Foreign Affairs minister Moses Wetang’ula arrived in Nairobi on Sunday evening after being evacuated from the Malian capital of Bamako, where soldiers have deposed their president.
His plane landed at the Jomo Kenyatta International Airport shortly after 7.10pm from Lagos, Nigeria, where he had been taken after the evacuation.
He was in the company of Zimbabwean Foreign Affairs minister Simbarashe Mumbengegwi and five other Kenyans.
Addressing a press conference at the airport, the minister said he was happy to be back home.
“Staying in a hotel room for all that time was not easy, but through prayers by Kenyans, it was well with us,” he said.
“This should be the last time such a coup takes place anywhere in the continent. It is not fair for young excited soldiers to drive democratically elected leaders out of office,” he said.
Earlier, a statement from his ministry said: “The minister for Foreign Affairs was last (Saturday) night safely evacuated from Bamako, Mali.
“The government successfully managed to charter a flight to evacuate the minister after securing clearance from the Mali military authority in charge. (READ: Mali coup leader pledges safe release of Kenyans)
“The government officials accompanying the minister and two other Kenyans were also evacuated and were on the nine seater chartered flight.
“The government also chartered another flight from Dakar, Senegal, to evacuate the remaining Kenyans and we are still waiting for details from Dakar.”
Others evacuated are Mr Anthony Safari, Mr Gilbert K Ng’eno, Mr Boniface Munzala, Mr Dickson Omosa and Mr Michael Odera.
Mr Wetang’ula gave an update of his location on Facebook on Sunday morning: “Thank God! We have been evacuated from Bamako by a GoK chartered plane.
“We have arrived in Lagos, Nigeria, and enthusiastically received by Kenyans led by the KQ manager in the region, my good old friend Mr Maundu. We thank you all. We take a KQ flight in the morning for Nairobi arriving 6pm.”
A subsequent Facebook posting stated: “ It is amazing how the soldiers who were shooting all around us upon receiving no-nonsense messages from UN Secretary General Ban Ki-moon and AU Commission chair Jean Ping to not only ensure our safety but also give us safe passage suddenly turned up in large numbers (close to 100) to escort us to the airport.
“In fact, my car with the colleague from Zimbabwe was driven by the Commissioner of Police. This did not take away our fear as both him and his mate adorned two guns each. Never mind we are now safely away.”
“I travelled to Bamako on a Saturday to help our office in Mali refocus our work plan. All went well but on the day I was meant to leave the country, hell broke loose; there was a coup,” Mr Kaberia told the Nation on arrival at Jomo Kenyatta International Airport on Sunday morning.

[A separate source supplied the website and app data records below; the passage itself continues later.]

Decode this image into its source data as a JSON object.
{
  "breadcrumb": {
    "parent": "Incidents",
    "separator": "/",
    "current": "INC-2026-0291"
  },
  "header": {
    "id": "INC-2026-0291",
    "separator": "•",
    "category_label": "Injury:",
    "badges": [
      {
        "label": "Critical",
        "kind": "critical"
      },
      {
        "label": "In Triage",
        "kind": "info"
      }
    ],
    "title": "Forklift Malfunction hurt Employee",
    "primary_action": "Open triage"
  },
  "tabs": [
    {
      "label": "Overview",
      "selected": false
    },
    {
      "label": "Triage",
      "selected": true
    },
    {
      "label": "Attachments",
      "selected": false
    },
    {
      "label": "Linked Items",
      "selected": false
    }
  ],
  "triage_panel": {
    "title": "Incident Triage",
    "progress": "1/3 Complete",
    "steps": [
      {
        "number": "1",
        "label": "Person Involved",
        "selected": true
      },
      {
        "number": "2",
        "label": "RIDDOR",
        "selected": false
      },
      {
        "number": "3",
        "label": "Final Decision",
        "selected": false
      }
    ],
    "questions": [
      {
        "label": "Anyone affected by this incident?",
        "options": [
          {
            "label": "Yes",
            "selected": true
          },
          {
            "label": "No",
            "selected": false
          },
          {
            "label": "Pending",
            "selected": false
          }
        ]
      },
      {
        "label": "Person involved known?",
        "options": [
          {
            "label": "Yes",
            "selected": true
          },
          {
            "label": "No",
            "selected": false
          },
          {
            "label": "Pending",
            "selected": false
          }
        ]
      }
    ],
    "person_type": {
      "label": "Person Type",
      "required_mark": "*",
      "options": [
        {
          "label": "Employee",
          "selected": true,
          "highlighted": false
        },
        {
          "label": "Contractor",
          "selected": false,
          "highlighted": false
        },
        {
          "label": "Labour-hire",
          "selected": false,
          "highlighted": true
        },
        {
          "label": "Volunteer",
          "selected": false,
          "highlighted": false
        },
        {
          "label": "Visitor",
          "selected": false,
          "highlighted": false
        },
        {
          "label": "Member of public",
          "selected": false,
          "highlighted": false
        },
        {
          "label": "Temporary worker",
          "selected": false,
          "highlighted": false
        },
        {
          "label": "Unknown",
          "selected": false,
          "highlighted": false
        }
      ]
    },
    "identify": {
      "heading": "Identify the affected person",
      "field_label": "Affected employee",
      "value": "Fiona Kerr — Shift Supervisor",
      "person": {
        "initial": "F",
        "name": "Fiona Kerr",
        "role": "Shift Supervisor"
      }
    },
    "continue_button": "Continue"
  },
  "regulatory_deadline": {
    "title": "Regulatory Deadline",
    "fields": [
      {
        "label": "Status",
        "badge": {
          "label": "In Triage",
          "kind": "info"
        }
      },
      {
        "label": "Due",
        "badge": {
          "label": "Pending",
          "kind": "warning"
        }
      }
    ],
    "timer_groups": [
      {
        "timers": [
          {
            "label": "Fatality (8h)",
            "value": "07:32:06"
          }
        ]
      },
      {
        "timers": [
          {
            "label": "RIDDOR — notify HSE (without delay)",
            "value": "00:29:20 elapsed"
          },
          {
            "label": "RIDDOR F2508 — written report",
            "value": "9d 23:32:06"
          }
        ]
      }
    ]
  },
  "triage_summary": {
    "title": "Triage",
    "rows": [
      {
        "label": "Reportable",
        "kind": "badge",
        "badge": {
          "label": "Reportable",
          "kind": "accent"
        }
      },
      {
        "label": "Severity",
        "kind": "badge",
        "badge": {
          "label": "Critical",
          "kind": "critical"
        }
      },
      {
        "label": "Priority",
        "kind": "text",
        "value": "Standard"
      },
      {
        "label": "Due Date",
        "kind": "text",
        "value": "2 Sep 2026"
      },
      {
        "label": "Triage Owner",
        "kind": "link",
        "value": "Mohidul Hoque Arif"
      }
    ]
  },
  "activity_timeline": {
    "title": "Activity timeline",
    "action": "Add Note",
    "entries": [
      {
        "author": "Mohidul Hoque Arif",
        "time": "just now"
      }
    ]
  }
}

Mr Wetang’ula had attended an African Union peace and security meeting in Bamako when the soldiers seized power on Wednesday and ordered the borders and airspace closed.
The 54-member AU condemned the coup and suspended Mali until it restored democratic rule.
Mr Wetang’ula posted a message on Facebook late on Wednesday saying fighting broke out in Mali’s capital city, Bamako, just as he was about to leave his hotel for the airport.
The message said in part: “A coup d’état has taken place in Mali as I was about to leave for the airport. May not be able to leave. Airspace closed. Pray for me.”